:: INPUT FOR THIS TASK
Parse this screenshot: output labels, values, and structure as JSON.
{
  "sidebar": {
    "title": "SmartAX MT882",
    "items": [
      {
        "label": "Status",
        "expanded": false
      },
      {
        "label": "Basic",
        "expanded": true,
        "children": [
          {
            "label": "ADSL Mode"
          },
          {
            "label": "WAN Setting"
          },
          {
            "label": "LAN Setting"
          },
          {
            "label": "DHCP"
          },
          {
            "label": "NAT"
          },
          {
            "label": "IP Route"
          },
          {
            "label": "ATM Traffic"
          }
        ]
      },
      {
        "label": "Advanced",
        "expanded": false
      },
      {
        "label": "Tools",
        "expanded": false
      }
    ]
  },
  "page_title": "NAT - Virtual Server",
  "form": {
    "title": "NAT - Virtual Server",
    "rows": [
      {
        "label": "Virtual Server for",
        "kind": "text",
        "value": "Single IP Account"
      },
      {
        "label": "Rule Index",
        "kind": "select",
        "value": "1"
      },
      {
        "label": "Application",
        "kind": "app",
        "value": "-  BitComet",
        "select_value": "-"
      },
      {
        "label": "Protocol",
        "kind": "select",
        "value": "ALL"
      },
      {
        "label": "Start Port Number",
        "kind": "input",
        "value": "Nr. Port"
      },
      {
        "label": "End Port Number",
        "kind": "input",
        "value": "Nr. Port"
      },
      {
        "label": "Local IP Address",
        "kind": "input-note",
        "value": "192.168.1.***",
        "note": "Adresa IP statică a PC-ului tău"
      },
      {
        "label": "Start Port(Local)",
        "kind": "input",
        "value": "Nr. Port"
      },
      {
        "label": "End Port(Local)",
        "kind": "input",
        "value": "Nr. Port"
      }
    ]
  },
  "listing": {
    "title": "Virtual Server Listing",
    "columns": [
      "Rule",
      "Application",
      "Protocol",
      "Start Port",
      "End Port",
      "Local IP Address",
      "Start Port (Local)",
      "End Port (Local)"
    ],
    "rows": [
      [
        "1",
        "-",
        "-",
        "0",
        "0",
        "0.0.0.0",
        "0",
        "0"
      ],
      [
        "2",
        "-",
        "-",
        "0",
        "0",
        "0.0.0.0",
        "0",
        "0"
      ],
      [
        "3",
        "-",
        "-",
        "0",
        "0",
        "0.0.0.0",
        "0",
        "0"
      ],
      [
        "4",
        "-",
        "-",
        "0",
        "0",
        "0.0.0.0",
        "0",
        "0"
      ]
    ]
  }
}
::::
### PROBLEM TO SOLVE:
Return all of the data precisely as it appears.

### EXERCISE OUTPUT:
Parse this screenshot: output labels, values, and structure as JSON.
{
  "sidebar": {
    "title": "SmartAX MT882",
    "items": [
      {
        "label": "Status",
        "expanded": false
      },
      {
        "label": "Basic",
        "expanded": true,
        "children": [
          {
            "label": "ADSL Mode"
          },
          {
            "label": "WAN Setting"
          },
          {
            "label": "LAN Setting"
          },
          {
            "label": "DHCP"
          },
          {
            "label": "NAT"
          },
          {
            "label": "IP Route"
          },
          {
            "label": "ATM Traffic"
          }
        ]
      },
      {
        "label": "Advanced",
        "expanded": false
      },
      {
        "label": "Tools",
        "expanded": false
      }
    ]
  },
  "page_title": "NAT - Virtual Server",
  "form": {
    "title": "NAT - Virtual Server",
    "rows": [
      {
        "label": "Virtual Server for",
        "kind": "text",
        "value": "Single IP Account"
      },
      {
        "label": "Rule Index",
        "kind": "select",
        "value": "1"
      },
      {
        "label": "Application",
        "kind": "app",
        "value": "-  BitComet",
        "select_value": "-"
      },
      {
        "label": "Protocol",
        "kind": "select",
        "value": "ALL"
      },
      {
        "label": "Start Port Number",
        "kind": "input",
        "value": "Nr. Port"
      },
      {
        "label": "End Port Number",
        "kind": "input",
        "value": "Nr. Port"
      },
      {
        "label": "Local IP Address",
        "kind": "input-note",
        "value": "192.168.1.***",
        "note": "Adresa IP statică a PC-ului tău"
      },
      {
        "label": "Start Port(Local)",
        "kind": "input",
        "value": "Nr. Port"
      },
      {
        "label": "End Port(Local)",
        "kind": "input",
        "value": "Nr. Port"
      }
    ]
  },
  "listing": {
    "title": "Virtual Server Listing",
    "columns": [
      "Rule",
      "Application",
      "Protocol",
      "Start Port",
      "End Port",
      "Local IP Address",
      "Start Port (Local)",
      "End Port (Local)"
    ],
    "rows": [
      [
        "1",
        "-",
        "-",
        "0",
        "0",
        "0.0.0.0",
        "0",
        "0"
      ],
      [
        "2",
        "-",
        "-",
        "0",
        "0",
        "0.0.0.0",
        "0",
        "0"
      ],
      [
        "3",
        "-",
        "-",
        "0",
        "0",
        "0.0.0.0",
        "0",
        "0"
      ],
      [
        "4",
        "-",
        "-",
        "0",
        "0",
        "0.0.0.0",
        "0",
        "0"
      ]
    ]
  }
}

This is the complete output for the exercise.